Evaluating Growth, Loin Muscle Area, and Backfat Accretion During Summer and Winter for Finishing Pigs in Bedded Hoop and Confinement Buildings

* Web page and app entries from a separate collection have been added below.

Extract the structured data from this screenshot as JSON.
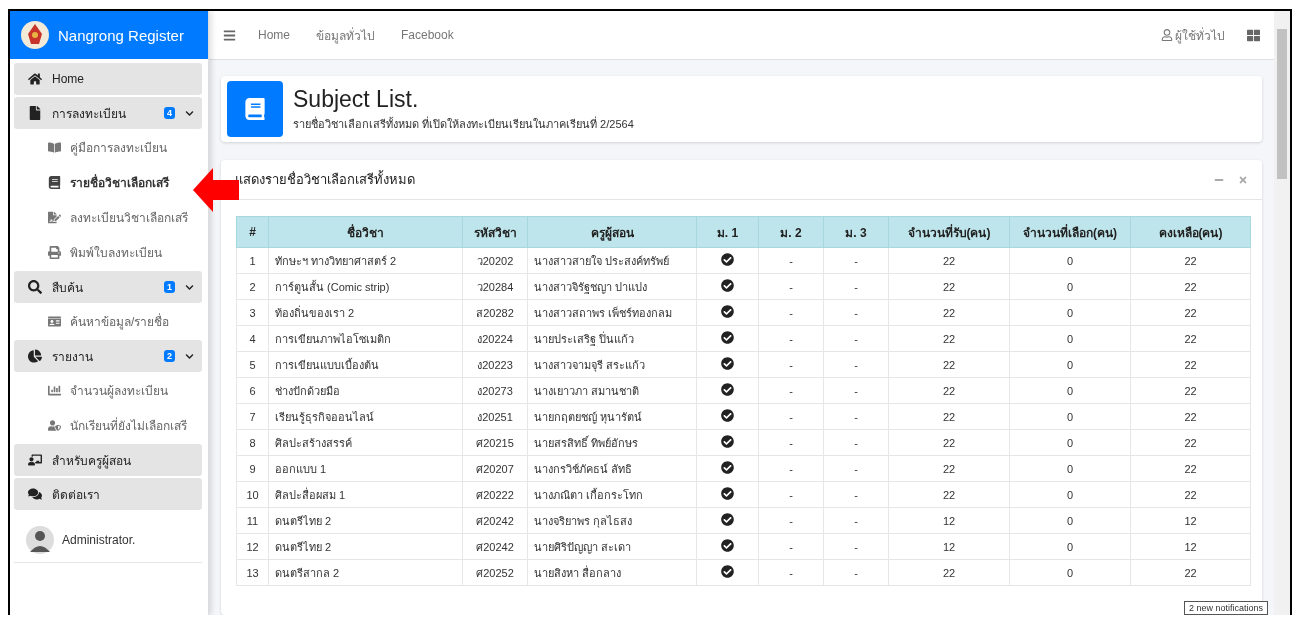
{
  "brand": {
    "title": "Nangrong Register"
  },
  "navbar": {
    "links": [
      "Home",
      "ข้อมูลทั่วไป",
      "Facebook"
    ],
    "user": "ผู้ใช้ทั่วไป"
  },
  "sidebar": {
    "items": [
      {
        "kind": "group",
        "label": "Home"
      },
      {
        "kind": "group",
        "label": "การลงทะเบียน",
        "badge": "4",
        "expanded": true,
        "children": [
          {
            "label": "คู่มือการลงทะเบียน",
            "selected": false
          },
          {
            "label": "รายชื่อวิชาเลือกเสรี",
            "selected": true
          },
          {
            "label": "ลงทะเบียนวิชาเลือกเสรี",
            "selected": false
          },
          {
            "label": "พิมพ์ใบลงทะเบียน",
            "selected": false
          }
        ]
      },
      {
        "kind": "group",
        "label": "สืบค้น",
        "badge": "1",
        "expanded": true,
        "children": [
          {
            "label": "ค้นหาข้อมูล/รายชื่อ",
            "selected": false
          }
        ]
      },
      {
        "kind": "group",
        "label": "รายงาน",
        "badge": "2",
        "expanded": true,
        "children": [
          {
            "label": "จำนวนผู้ลงทะเบียน",
            "selected": false
          },
          {
            "label": "นักเรียนที่ยังไม่เลือกเสรี",
            "selected": false
          }
        ]
      },
      {
        "kind": "group",
        "label": "สำหรับครูผู้สอน"
      },
      {
        "kind": "group",
        "label": "ติดต่อเรา"
      },
      {
        "kind": "user",
        "label": "Administrator."
      }
    ]
  },
  "page_header": {
    "title": "Subject List.",
    "subtitle": "รายชื่อวิชาเลือกเสรีทั้งหมด ที่เปิดให้ลงทะเบียนเรียนในภาคเรียนที่ 2/2564"
  },
  "card": {
    "title": "แสดงรายชื่อวิชาเลือกเสรีทั้งหมด"
  },
  "table": {
    "columns": [
      "#",
      "ชื่อวิชา",
      "รหัสวิชา",
      "ครูผู้สอน",
      "ม. 1",
      "ม. 2",
      "ม. 3",
      "จำนวนที่รับ(คน)",
      "จำนวนที่เลือก(คน)",
      "คงเหลือ(คน)"
    ],
    "rows": [
      {
        "no": "1",
        "name": "ทักษะฯ ทางวิทยาศาสตร์ 2",
        "code": "ว20202",
        "teacher": "นางสาวสายใจ ประสงค์ทรัพย์",
        "m1": true,
        "m2": "-",
        "m3": "-",
        "capacity": "22",
        "chosen": "0",
        "remaining": "22"
      },
      {
        "no": "2",
        "name": "การ์ตูนสั้น (Comic strip)",
        "code": "ว20284",
        "teacher": "นางสาวจิรัฐชญา ปาแปง",
        "m1": true,
        "m2": "-",
        "m3": "-",
        "capacity": "22",
        "chosen": "0",
        "remaining": "22"
      },
      {
        "no": "3",
        "name": "ท้องถิ่นของเรา 2",
        "code": "ส20282",
        "teacher": "นางสาวสถาพร เพ็ชร์ทองกลม",
        "m1": true,
        "m2": "-",
        "m3": "-",
        "capacity": "22",
        "chosen": "0",
        "remaining": "22"
      },
      {
        "no": "4",
        "name": "การเขียนภาพไอโซเมติก",
        "code": "ง20224",
        "teacher": "นายประเสริฐ ปิ่นแก้ว",
        "m1": true,
        "m2": "-",
        "m3": "-",
        "capacity": "22",
        "chosen": "0",
        "remaining": "22"
      },
      {
        "no": "5",
        "name": "การเขียนแบบเบื้องต้น",
        "code": "ง20223",
        "teacher": "นางสาวจามจุรี สระแก้ว",
        "m1": true,
        "m2": "-",
        "m3": "-",
        "capacity": "22",
        "chosen": "0",
        "remaining": "22"
      },
      {
        "no": "6",
        "name": "ช่างปักด้วยมือ",
        "code": "ง20273",
        "teacher": "นางเยาวภา สมานชาติ",
        "m1": true,
        "m2": "-",
        "m3": "-",
        "capacity": "22",
        "chosen": "0",
        "remaining": "22"
      },
      {
        "no": "7",
        "name": "เรียนรู้ธุรกิจออนไลน์",
        "code": "ง20251",
        "teacher": "นายกฤตยชญ์ หุนารัตน์",
        "m1": true,
        "m2": "-",
        "m3": "-",
        "capacity": "22",
        "chosen": "0",
        "remaining": "22"
      },
      {
        "no": "8",
        "name": "ศิลปะสร้างสรรค์",
        "code": "ศ20215",
        "teacher": "นายสรสิทธิ์ ทิพย์อักษร",
        "m1": true,
        "m2": "-",
        "m3": "-",
        "capacity": "22",
        "chosen": "0",
        "remaining": "22"
      },
      {
        "no": "9",
        "name": "ออกแบบ 1",
        "code": "ศ20207",
        "teacher": "นางกรวิช์ภัคธน์ ลัทธิ",
        "m1": true,
        "m2": "-",
        "m3": "-",
        "capacity": "22",
        "chosen": "0",
        "remaining": "22"
      },
      {
        "no": "10",
        "name": "ศิลปะสื่อผสม 1",
        "code": "ศ20222",
        "teacher": "นางภณิตา เกื้อกระโทก",
        "m1": true,
        "m2": "-",
        "m3": "-",
        "capacity": "22",
        "chosen": "0",
        "remaining": "22"
      },
      {
        "no": "11",
        "name": "ดนตรีไทย 2",
        "code": "ศ20242",
        "teacher": "นางจริยาพร กุลไธสง",
        "m1": true,
        "m2": "-",
        "m3": "-",
        "capacity": "12",
        "chosen": "0",
        "remaining": "12"
      },
      {
        "no": "12",
        "name": "ดนตรีไทย 2",
        "code": "ศ20242",
        "teacher": "นายศิริปัญญา สะเดา",
        "m1": true,
        "m2": "-",
        "m3": "-",
        "capacity": "12",
        "chosen": "0",
        "remaining": "12"
      },
      {
        "no": "13",
        "name": "ดนตรีสากล 2",
        "code": "ศ20252",
        "teacher": "นายสิงหา สื่อกลาง",
        "m1": true,
        "m2": "-",
        "m3": "-",
        "capacity": "22",
        "chosen": "0",
        "remaining": "22"
      }
    ]
  },
  "notification": "2 new notifications"
}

Iowa State University Animal Industry Report 2006. Growth and development of finishing pigs in bedded hoop and confinement buildings during summer and winter was evaluated using serial ultrasound measurements of backfat (BF) thickness, loin muscle (LM) area, and serial weighing. A summer trial (April through August 2000) and a winter trial (October 2000 through February 2001) were conducted. Forty-eight pigs from the hoop building and eight pigs from each of the six pens in the confinement building were randomly selected and weighed; ultrasound images were recorded every 14 d during the last 56 d of the finishing phase. Backfat accretion rates were greater for summer hoop pigs (SH) than summer confinement pigs (SC) at 80 kg to 90 (P < 0.05), but did not differ at 95 to 115 kg. In winter, BF accretion rates did not differ from 80 to 105 kg, but winter hoop pigs (WH) had less BF accretion than winter confinement pigs (WC) at 110 kg and 115 kg (P < 0.05). Loin muscle accretion rates did not differ at 80 and 85 kg or from 100 to 115 kg, but were less for SH than SC at 90 kg and at 95 kg (P < 0.001). WH had greater LM accretion rates than WC at 80 kg to 115 (P < 0.05). Bodyweight gain (BWG) did not differ between SH and SC from 80 to 95 kg and was greater for SH at 100 kg to 115 kg (P < 0.05). Bodyweight gain did not differ for WH and WC pigs from 100 to 115 kg, but was less for WH than WC at 80 kg to 95 kg (P < 0.05). These results indicate that performance of finishing pigs is dependent on the thermal environment, and that hoop-reared pigs (particularly in winter) may compensate for a lag in performance early in the finishing period with greater accretion rates of LM and BW and lower accretion rates of BF later in the finishing period. Although overall pig performance in hoop and confinement buildings is similar, some differences in accretion rates for bodyweight, backfat, and loin muscle area occurred during the finishing period. These differences are probably due to seasonal variation in the thermal environment. Performance of pigs reared in hoop buildings may be compromised early in the finishing period by their inability to overcome the difference between temperature and thermoneutrality. However, it appears that hoop-reared pigs compensated for earlier lags in performance by increased BW gain and LM accretion, along with less BF deposition compared to pigs in confinement at the same BW. This study provides some evidence to justify feeding pigs in hoops to heavier weights. Research studying accretion rates of pigs at a wider range of bodyweights will be needed to better understand the effects of environment and building type on pig performance.